DATA SUPPLIED: Begin
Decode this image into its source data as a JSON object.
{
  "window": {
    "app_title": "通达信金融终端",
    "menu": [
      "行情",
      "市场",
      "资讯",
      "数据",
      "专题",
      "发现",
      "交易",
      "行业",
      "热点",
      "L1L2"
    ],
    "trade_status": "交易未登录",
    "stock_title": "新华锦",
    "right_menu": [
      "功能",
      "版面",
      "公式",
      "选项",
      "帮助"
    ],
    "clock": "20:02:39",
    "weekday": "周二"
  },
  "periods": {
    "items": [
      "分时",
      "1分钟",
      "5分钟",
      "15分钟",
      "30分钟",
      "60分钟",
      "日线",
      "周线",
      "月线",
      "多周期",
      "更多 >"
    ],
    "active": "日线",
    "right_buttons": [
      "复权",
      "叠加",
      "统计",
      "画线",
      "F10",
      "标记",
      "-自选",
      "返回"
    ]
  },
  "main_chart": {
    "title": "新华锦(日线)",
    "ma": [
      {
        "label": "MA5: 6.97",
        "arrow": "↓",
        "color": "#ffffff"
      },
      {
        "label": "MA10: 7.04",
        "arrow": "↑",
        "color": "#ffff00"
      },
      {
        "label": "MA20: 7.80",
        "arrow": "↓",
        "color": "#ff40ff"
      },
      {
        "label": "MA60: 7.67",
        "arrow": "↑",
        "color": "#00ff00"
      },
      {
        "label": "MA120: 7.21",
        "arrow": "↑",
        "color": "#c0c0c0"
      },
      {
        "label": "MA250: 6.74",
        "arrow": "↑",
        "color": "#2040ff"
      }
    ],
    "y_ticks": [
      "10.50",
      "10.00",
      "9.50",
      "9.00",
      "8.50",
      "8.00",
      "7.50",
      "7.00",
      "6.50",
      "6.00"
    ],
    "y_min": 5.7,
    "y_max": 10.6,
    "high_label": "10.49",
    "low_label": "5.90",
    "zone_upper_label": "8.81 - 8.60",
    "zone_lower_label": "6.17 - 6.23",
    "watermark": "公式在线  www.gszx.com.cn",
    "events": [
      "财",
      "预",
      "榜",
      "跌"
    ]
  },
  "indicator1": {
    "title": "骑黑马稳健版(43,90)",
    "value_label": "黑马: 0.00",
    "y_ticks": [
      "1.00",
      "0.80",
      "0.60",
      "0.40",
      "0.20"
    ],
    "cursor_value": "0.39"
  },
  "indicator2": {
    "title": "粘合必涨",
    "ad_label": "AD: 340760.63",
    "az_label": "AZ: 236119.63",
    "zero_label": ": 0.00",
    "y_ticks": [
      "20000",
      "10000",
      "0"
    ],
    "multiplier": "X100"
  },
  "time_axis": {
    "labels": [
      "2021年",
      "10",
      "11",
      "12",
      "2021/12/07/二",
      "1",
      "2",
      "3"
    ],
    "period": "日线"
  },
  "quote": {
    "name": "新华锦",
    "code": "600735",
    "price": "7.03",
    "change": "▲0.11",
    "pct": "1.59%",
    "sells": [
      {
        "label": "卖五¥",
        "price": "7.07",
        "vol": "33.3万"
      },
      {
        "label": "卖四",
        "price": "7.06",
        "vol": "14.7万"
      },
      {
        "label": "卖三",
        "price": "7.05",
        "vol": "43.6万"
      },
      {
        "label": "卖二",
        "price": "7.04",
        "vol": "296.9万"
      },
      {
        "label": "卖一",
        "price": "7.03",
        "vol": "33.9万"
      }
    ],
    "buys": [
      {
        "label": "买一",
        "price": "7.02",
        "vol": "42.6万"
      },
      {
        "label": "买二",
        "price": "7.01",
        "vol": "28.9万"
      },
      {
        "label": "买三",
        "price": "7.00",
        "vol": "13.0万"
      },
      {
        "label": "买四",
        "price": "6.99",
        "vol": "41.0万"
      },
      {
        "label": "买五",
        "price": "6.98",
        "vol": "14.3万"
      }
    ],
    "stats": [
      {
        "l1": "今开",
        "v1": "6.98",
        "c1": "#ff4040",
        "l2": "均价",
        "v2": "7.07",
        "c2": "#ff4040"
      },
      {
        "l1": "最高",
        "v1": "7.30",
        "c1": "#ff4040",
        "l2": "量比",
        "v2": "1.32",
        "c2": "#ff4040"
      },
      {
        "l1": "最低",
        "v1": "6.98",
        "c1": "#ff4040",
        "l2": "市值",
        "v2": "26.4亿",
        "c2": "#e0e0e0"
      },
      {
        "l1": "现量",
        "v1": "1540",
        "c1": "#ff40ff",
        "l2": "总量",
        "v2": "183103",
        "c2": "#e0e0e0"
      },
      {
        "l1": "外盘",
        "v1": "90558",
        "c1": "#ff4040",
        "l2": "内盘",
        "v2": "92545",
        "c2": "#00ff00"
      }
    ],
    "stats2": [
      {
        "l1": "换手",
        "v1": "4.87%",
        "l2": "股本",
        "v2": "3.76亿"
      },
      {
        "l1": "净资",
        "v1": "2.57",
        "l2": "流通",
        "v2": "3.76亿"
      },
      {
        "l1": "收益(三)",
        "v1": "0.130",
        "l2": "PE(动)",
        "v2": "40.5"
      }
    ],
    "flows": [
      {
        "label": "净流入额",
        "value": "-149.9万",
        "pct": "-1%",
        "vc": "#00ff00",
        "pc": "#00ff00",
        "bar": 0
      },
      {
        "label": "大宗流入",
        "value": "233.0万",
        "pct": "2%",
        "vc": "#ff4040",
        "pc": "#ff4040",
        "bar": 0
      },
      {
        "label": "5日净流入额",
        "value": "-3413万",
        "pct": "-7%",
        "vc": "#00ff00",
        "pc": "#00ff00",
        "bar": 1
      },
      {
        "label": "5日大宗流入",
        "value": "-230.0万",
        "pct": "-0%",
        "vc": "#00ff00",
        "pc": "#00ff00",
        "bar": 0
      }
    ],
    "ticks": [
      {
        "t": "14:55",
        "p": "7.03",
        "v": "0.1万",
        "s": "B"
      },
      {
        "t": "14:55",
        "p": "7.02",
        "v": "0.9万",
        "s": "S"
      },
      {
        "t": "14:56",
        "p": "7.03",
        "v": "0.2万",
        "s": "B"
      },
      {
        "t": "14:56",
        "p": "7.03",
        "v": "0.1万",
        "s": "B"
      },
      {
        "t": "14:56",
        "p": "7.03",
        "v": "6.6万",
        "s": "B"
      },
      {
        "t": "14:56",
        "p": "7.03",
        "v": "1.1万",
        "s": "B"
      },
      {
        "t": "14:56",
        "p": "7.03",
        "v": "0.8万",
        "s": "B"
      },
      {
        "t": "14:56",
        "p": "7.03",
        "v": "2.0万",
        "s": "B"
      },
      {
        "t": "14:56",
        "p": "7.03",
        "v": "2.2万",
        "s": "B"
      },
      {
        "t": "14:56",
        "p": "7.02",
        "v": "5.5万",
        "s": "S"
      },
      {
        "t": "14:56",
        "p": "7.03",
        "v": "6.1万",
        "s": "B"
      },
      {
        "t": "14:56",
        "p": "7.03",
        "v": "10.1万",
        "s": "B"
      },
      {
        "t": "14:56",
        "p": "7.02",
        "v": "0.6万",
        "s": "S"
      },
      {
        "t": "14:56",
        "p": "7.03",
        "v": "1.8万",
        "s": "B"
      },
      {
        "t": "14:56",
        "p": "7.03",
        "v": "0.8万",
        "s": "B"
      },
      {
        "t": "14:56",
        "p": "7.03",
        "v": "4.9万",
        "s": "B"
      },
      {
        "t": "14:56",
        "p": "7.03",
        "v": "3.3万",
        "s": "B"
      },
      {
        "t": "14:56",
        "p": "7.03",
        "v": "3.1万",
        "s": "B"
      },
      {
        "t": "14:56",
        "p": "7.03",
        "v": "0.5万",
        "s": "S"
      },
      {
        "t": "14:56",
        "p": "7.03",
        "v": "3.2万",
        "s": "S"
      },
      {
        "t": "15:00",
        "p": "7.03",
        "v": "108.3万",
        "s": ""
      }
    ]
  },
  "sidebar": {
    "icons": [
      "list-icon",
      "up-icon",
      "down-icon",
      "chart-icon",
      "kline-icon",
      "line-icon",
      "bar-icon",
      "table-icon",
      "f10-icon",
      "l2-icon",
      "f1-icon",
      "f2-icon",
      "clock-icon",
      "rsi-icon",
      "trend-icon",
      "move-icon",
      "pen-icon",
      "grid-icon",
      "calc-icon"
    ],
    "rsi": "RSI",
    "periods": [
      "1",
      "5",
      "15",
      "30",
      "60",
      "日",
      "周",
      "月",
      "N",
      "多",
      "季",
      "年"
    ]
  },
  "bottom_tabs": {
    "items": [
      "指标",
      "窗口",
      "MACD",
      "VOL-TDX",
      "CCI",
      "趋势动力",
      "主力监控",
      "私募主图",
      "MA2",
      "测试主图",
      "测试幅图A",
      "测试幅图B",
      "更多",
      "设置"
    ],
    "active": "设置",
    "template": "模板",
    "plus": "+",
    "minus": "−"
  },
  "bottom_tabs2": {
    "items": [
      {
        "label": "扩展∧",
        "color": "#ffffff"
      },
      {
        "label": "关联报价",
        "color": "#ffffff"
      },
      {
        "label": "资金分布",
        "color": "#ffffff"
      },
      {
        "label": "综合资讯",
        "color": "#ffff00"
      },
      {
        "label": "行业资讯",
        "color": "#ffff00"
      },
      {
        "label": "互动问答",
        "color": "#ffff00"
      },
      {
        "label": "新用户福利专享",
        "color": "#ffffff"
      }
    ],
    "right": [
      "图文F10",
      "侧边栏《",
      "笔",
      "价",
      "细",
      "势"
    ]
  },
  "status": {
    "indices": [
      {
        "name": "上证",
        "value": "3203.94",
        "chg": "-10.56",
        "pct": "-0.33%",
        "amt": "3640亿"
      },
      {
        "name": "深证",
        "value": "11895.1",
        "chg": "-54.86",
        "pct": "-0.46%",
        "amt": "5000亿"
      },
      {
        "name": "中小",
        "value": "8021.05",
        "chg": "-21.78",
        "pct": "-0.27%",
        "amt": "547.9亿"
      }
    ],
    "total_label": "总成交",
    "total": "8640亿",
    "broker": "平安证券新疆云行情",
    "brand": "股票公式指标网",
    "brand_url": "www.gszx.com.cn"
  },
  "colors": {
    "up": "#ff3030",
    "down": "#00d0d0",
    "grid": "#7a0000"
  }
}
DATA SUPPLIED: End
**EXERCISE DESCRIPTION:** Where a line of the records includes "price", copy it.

**THE COMPLETED TASK:**
    "price": "7.03",
        "price": "7.07",
        "price": "7.06",
        "price": "7.05",
        "price": "7.04",
        "price": "7.03",
        "price": "7.02",
        "price": "7.01",
        "price": "7.00",
        "price": "6.99",
        "price": "6.98",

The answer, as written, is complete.